Galaxy Bookshelf, Book Reviews, A.J. Budrys. Budrys starts off with a great reprint of an article by newspaperman Mike Royko about an old man watching the Apollo 11 lift-off. Jumping off from there he talks about the waning of “Tech Fiction” — but at the same time, there is a new half-ass tech fiction growing, which Budyrs just hates. Also a review of Zelazny’s Creatures of Light and Darkness.
… so, there is a kind of guy (almost always a guy…) in the letters/comments section of SF websites and letters columns, the “carry the 2” guy. The guy who makes constant asides to himself (ex: “Luke struggles just to learn to levitate a light saber. Post-mortem Obi Wan, Master Yoda, carry the two and he is the last great Jedi… I don’t buy it!”). Budyrs is a lot like that. I honestly can’t tell what he’s saying most of the time.

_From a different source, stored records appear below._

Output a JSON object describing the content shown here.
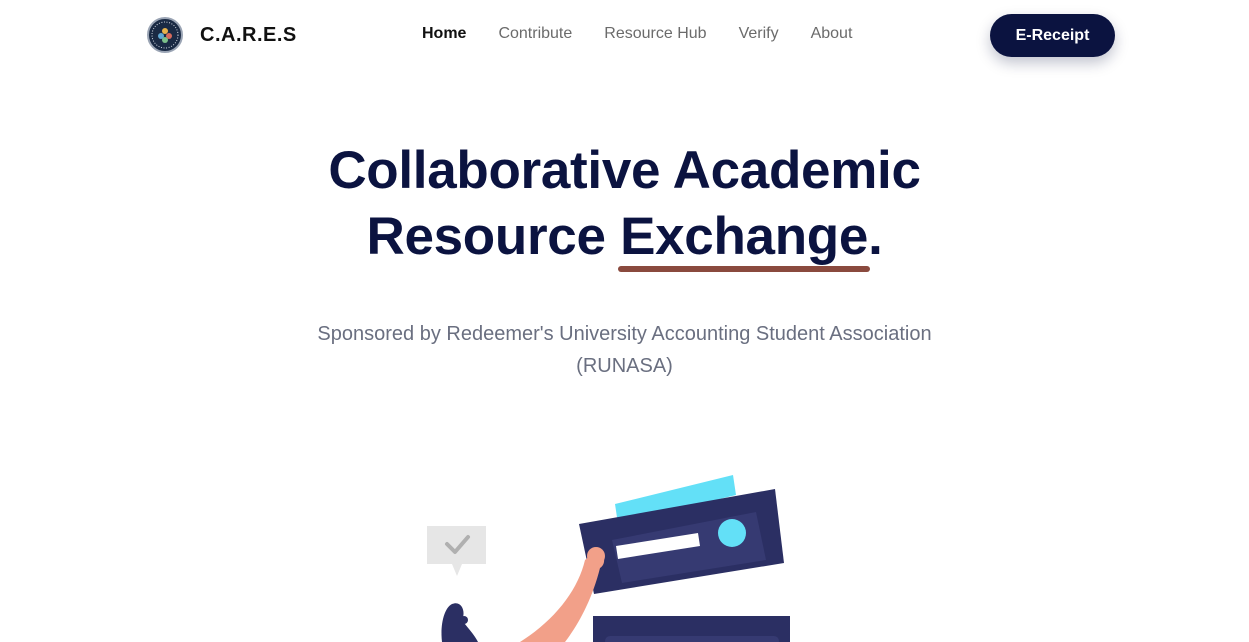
{
  "brand": {
    "name": "C.A.R.E.S"
  },
  "nav": {
    "items": [
      {
        "label": "Home",
        "active": true
      },
      {
        "label": "Contribute",
        "active": false
      },
      {
        "label": "Resource Hub",
        "active": false
      },
      {
        "label": "Verify",
        "active": false
      },
      {
        "label": "About",
        "active": false
      }
    ],
    "cta_label": "E-Receipt"
  },
  "hero": {
    "title_line1": "Collaborative Academic",
    "title_line2_prefix": "Resource ",
    "title_highlight": "Exchange",
    "title_suffix": ".",
    "subtitle_line1": "Sponsored by Redeemer's University Accounting Student Association",
    "subtitle_line2": "(RUNASA)"
  },
  "colors": {
    "primary_dark": "#0b1340",
    "underline": "#8a4a3e",
    "accent_cyan": "#63e0f7",
    "skin": "#f2a089",
    "card_navy": "#2b2f63"
  },
  "icons": {
    "brand_logo": "seal-logo",
    "speech_bubble": "check-speech-bubble"
  }
}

It has what we might call a simple plot. But if we call it that, what do we call a McLean-Poyer plot? Pause. Ah. You could compliment a woman on her simple dress but not her absurd one.
Berkley Medallion, 1970 (Jack Gaughan)
“Conclusion of Dune Messiah,” by Frank Herbert. Man, when Galaxy says ‘conclusion’ they mean it. This is not even the last chapter of the novel, more like the last scene. Normally, I don’t have a problem with spoilers on 47-year-old stories, and I don’t have one now! Blind Paul Atreides gets the drop on his enemies by mind-melding with one of his newborn children. Ba-da-boom, crystknife in the eye, mofo! Paul celebrates by wandering into an approaching sandstorm to have the flesh torn from his bones, as per prophecy.
Comparing Galaxy to Amazing Stories, Galaxy is clearly on top. But the SF field, so used to being ahead of its time, found itself being hemmed in by reality. The U.S. had started landing probes on the Moon in 1966, with the first manned landing in July of 1969 — mere months before this issue — and the second manned moon landing happening the same month as this issue. The future, it seems, was starting to arrive.
BUT! The old problems still existed, and this issue of Galaxy seemed to delve deep into race and racism; from the opening shot of the editorial, to the treatment of Nildoror and Sulidoror in Downward to the Earth, “Pennies off A Dead Man’s Eyes” is almost exclusively about racism, and it is implied that most of the people killed by Milson and Simulator RR-55 in “Broke, Hungry and no place to go” were likely black.
Adrian Simmons is an editor for Heroic Fantasy Quarterly. His last article for us was a Retro Review of the November 1969 issue of Amazing Stories.